Pelican / Red Sparowes
The Fire In Our Throats Will Beckon the Thaw / At the Soundless Dawn
B+ / B+
elican and Red Sparowes have each recently released albums of wordless, at times heavy music (don’t be simplistic and call it “instrumental metal”—you’d be not just lazy but wrong in doing so). Both bands are on indie labels, and both have clearly listened to their Slint records. That’s roughly where their similarities stop.
You might expect Red Sparowes to deliver a bruising metal attack on their new album At the Soundless Dawn, considering the band is made up of members from Isis and Neurosis (and the album’s released on Neurosis’ label Neurot Recordings). You’d be dead wrong, however; this is a 180—or at least a 90—from Neurosis, coming off more akin to My Bloody Valentine and even Ride.
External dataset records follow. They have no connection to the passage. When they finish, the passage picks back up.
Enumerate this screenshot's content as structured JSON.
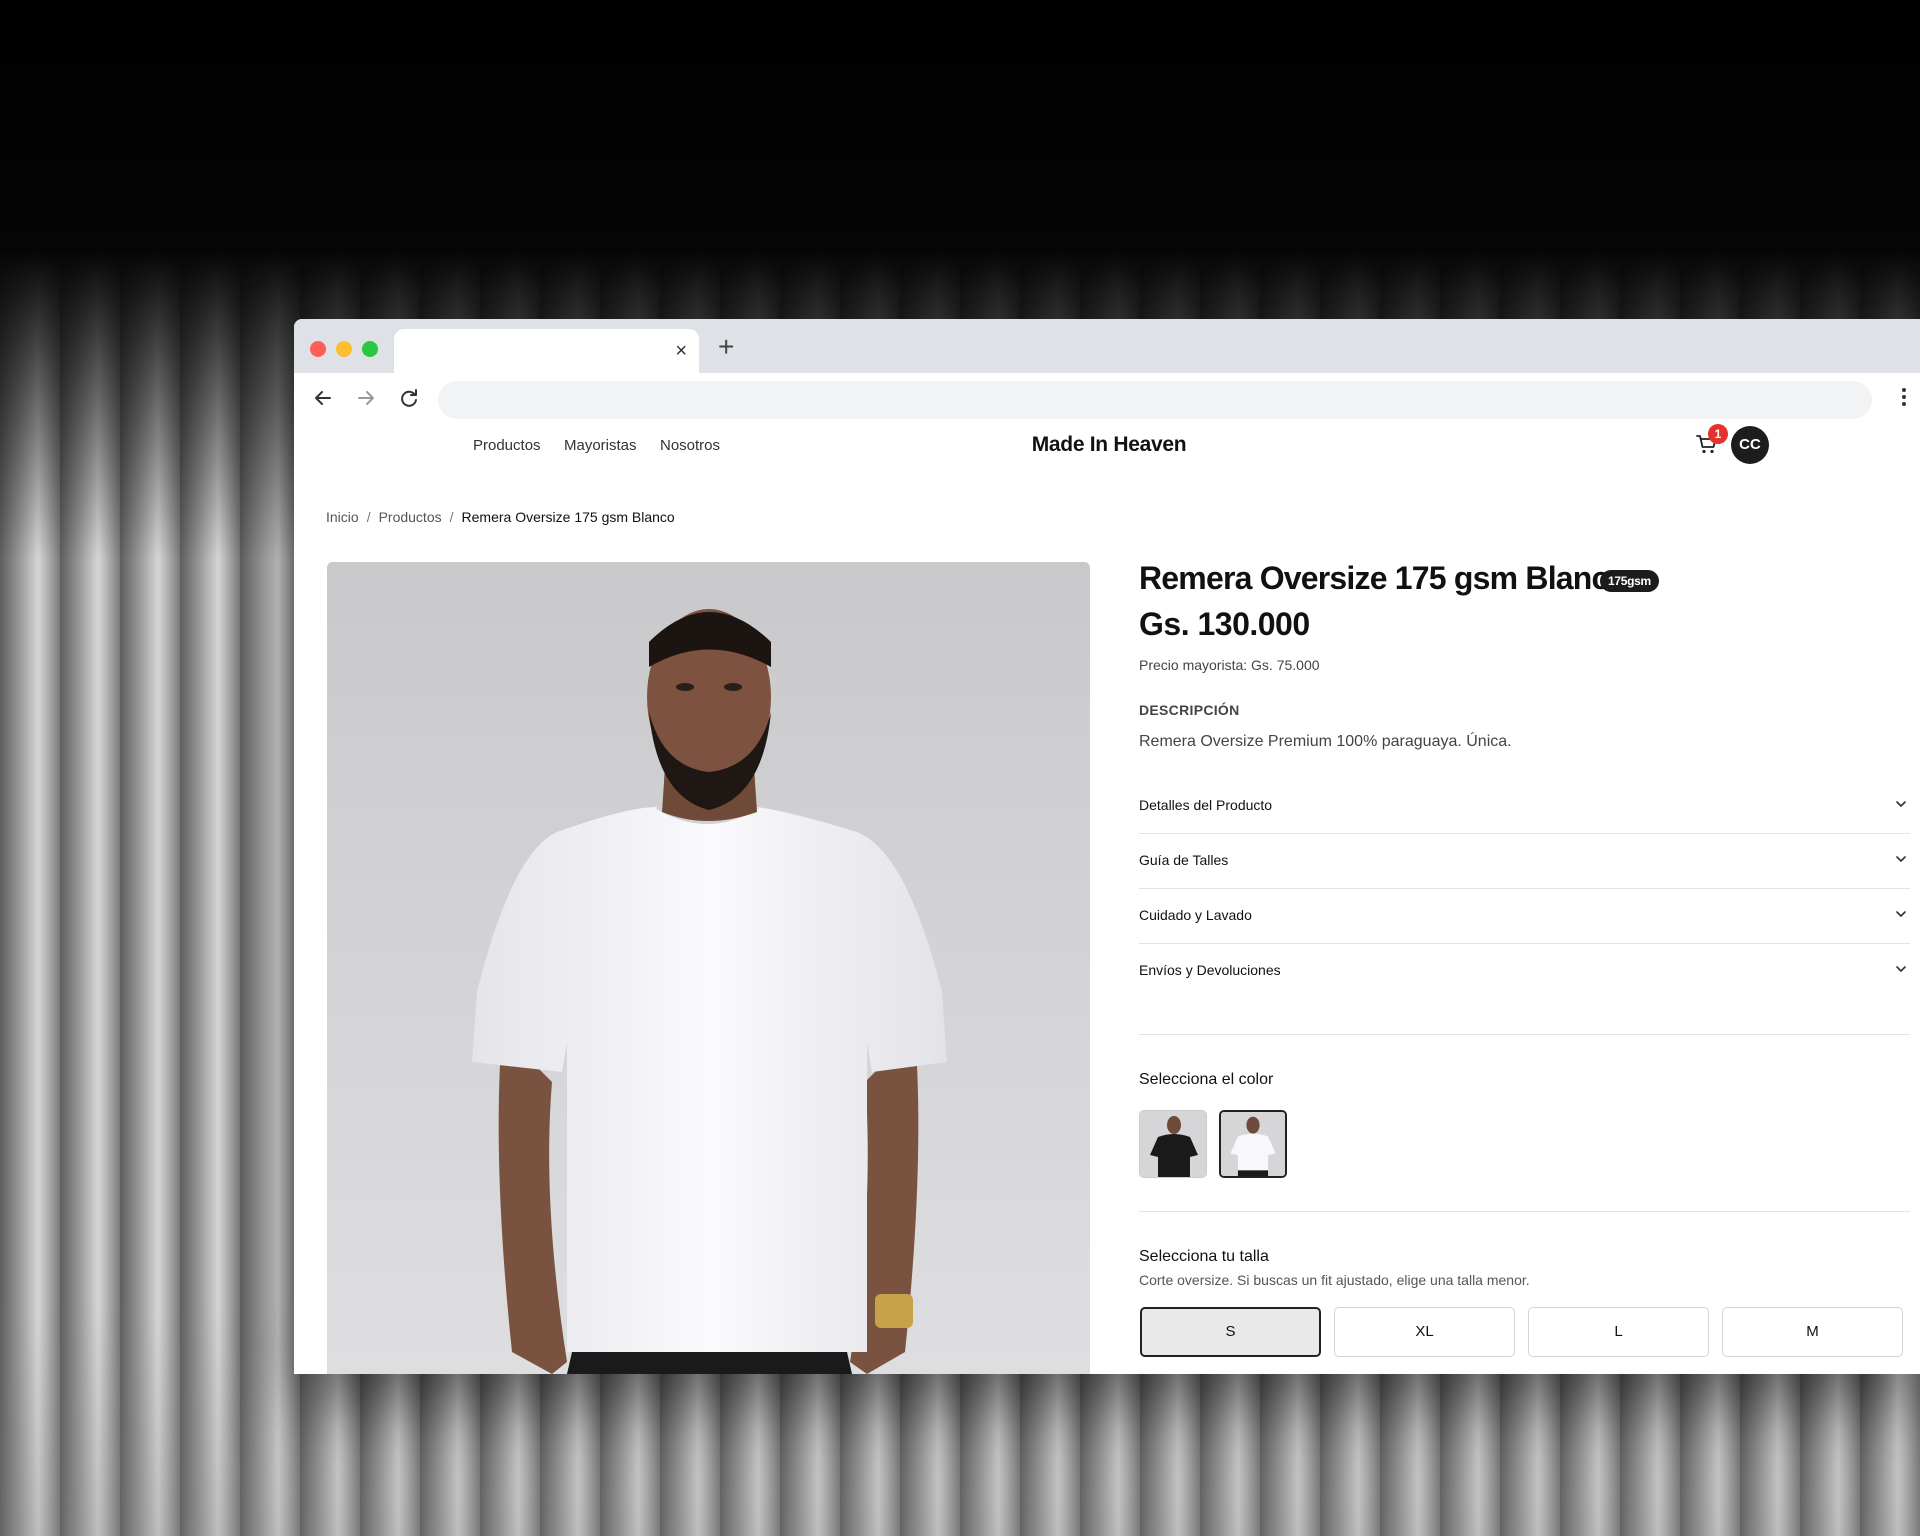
{
  "browser": {
    "tab_close": "×",
    "new_tab": "+"
  },
  "site": {
    "nav": [
      "Productos",
      "Mayoristas",
      "Nosotros"
    ],
    "brand": "Made In Heaven",
    "cart_count": "1",
    "avatar_initials": "CC"
  },
  "breadcrumb": {
    "items": [
      "Inicio",
      "Productos"
    ],
    "separator": "/",
    "current": "Remera Oversize 175 gsm Blanco"
  },
  "product": {
    "title": "Remera Oversize 175 gsm Blanco",
    "badge": "175gsm",
    "price": "Gs. 130.000",
    "wholesale_price": "Precio mayorista: Gs. 75.000",
    "description_label": "DESCRIPCIÓN",
    "description": "Remera Oversize Premium 100% paraguaya. Única.",
    "accordion": [
      "Detalles del Producto",
      "Guía de Talles",
      "Cuidado y Lavado",
      "Envíos y Devoluciones"
    ],
    "color_label": "Selecciona el color",
    "colors": [
      "black",
      "white"
    ],
    "selected_color": "white",
    "size_label": "Selecciona tu talla",
    "size_note": "Corte oversize. Si buscas un fit ajustado, elige una talla menor.",
    "sizes": [
      "S",
      "XL",
      "L",
      "M"
    ],
    "selected_size": "S"
  },
  "colors": {
    "accent": "#111111",
    "badge_red": "#e5322d",
    "traffic_red": "#ff5f57",
    "traffic_yellow": "#febc2e",
    "traffic_green": "#28c840"
  }
}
Heavy doses of heavily atmospheric keyboards accent and augment the guitars and bass, while occasionally, the guitars actually chime and shine (track 3 could nearly be a Modest Mouse instrumental!). Sonic Youth is clearly an influence as well; track 1 (the album’s songs are untitled) owes a doubt to the textures of Evol and Sister without sounding anything like them.
The bass riff that launches track 2 is almost shockingly catchy, as At the Soundless Dawn is not an album on which you expect to find hummable songs. The guitar-bass-drums interplay might be at its finest on this track, which near the 2:30 mark strips down to acoustics, sounding for a moment like it’s about to become Slint’s “Good Morning Captain.” A minute and a half later, everything comes crashing back in, hard, nearly striking you down with its muscle, before the bass riff returns. And then, about six minutes into the song, ambient sound, including crickets, takes over to form the backbone of the track, setting a table for some quietly ragged guitar.
Chicago quartet Pelican take their cues from different sources on their sophomore album The Fire In Our Throats Will Beckon the Thaw (hands down the best album title of 2005). Opener “Last Day of Winter” smells of fellow Chicagoan Steve Albini, mostly notably his current power trio Shellac, though echoes exist of Rapeman as well. They’ve got a somewhat more prog bent to them than Red Sparowes, and a more wide-open sound: the first minute of “Autumn Into Summer” evokes the barren American prairies and vast Arizona deserts. The song then breaks into a groove reminiscent of early ‘90s indie heroes such as Codeine and, yes, Slint, with a pushme/pullyou feel to its stop/starting.
“March to the Sea” and “Red Ran Amber,” meanwhile, are undeniably heavy, but never in a riff-o-rama manner. This isn’t Yngwie Malmsteen, and there’s no shredding going on here, just solid, (dare I say?) mannered playing with heft behind it. (Albini again comes to mind.) In contrast, the album’s untitled fourth track is acoustic.
A hidden track tacked on after the epic conclusion of Red Sparowes’ album is four minutes of pure white noise, sounding for all the world like the inside of a jet engine. Like the overall tone of Pelican’s album, the feel here is icy. For all the rich textures of both albums, you’re left feeling somewhat cold and distant, and that’s a good thing. Sometimes, the role of music is to alter and (re)adjust your perception(s) of music itself, to give you no safe place. That’s precisely what Pelican and Red Sparowes, in their own ways, accomplish. You may not return repeatedly to either album—comfort music this ain’t—but you’ll be richly rewarded when you do; this is a pair of superb records.